> _TASK TO COMPLETE_
Would you print the full listing word for word?

> _SUPPLIED MATERIAL_
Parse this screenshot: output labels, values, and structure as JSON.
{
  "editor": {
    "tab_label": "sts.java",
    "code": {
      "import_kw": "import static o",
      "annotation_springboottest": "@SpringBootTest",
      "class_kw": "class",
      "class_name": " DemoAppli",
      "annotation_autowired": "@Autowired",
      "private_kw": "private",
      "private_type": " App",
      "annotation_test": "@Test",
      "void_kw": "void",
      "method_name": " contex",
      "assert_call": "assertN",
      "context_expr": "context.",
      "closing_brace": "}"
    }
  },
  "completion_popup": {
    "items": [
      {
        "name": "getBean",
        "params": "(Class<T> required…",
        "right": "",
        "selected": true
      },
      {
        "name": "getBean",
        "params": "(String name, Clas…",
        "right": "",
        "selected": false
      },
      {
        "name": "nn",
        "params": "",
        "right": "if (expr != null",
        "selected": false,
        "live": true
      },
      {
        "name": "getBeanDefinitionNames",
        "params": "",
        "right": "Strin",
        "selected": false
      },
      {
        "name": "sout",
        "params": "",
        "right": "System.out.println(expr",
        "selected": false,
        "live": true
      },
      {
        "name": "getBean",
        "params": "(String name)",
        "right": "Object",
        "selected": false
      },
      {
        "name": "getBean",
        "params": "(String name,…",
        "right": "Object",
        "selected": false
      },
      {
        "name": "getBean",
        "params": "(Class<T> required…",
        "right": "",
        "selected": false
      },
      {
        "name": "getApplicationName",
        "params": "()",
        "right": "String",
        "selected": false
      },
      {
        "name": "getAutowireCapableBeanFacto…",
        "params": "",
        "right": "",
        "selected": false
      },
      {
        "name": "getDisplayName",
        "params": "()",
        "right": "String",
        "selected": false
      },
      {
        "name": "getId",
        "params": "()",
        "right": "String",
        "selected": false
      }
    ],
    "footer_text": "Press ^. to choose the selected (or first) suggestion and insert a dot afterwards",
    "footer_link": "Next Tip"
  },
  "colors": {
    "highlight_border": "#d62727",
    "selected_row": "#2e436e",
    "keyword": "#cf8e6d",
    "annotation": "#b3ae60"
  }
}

> _RESPONSE TO THE EXERCISE_
Parse this screenshot: output labels, values, and structure as JSON.
{
  "editor": {
    "tab_label": "sts.java",
    "code": {
      "import_kw": "import static o",
      "annotation_springboottest": "@SpringBootTest",
      "class_kw": "class",
      "class_name": " DemoAppli",
      "annotation_autowired": "@Autowired",
      "private_kw": "private",
      "private_type": " App",
      "annotation_test": "@Test",
      "void_kw": "void",
      "method_name": " contex",
      "assert_call": "assertN",
      "context_expr": "context.",
      "closing_brace": "}"
    }
  },
  "completion_popup": {
    "items": [
      {
        "name": "getBean",
        "params": "(Class<T> required…",
        "right": "",
        "selected": true
      },
      {
        "name": "getBean",
        "params": "(String name, Clas…",
        "right": "",
        "selected": false
      },
      {
        "name": "nn",
        "params": "",
        "right": "if (expr != null",
        "selected": false,
        "live": true
      },
      {
        "name": "getBeanDefinitionNames",
        "params": "",
        "right": "Strin",
        "selected": false
      },
      {
        "name": "sout",
        "params": "",
        "right": "System.out.println(expr",
        "selected": false,
        "live": true
      },
      {
        "name": "getBean",
        "params": "(String name)",
        "right": "Object",
        "selected": false
      },
      {
        "name": "getBean",
        "params": "(String name,…",
        "right": "Object",
        "selected": false
      },
      {
        "name": "getBean",
        "params": "(Class<T> required…",
        "right": "",
        "selected": false
      },
      {
        "name": "getApplicationName",
        "params": "()",
        "right": "String",
        "selected": false
      },
      {
        "name": "getAutowireCapableBeanFacto…",
        "params": "",
        "right": "",
        "selected": false
      },
      {
        "name": "getDisplayName",
        "params": "()",
        "right": "String",
        "selected": false
      },
      {
        "name": "getId",
        "params": "()",
        "right": "String",
        "selected": false
      }
    ],
    "footer_text": "Press ^. to choose the selected (or first) suggestion and insert a dot afterwards",
    "footer_link": "Next Tip"
  },
  "colors": {
    "highlight_border": "#d62727",
    "selected_row": "#2e436e",
    "keyword": "#cf8e6d",
    "annotation": "#b3ae60"
  }
}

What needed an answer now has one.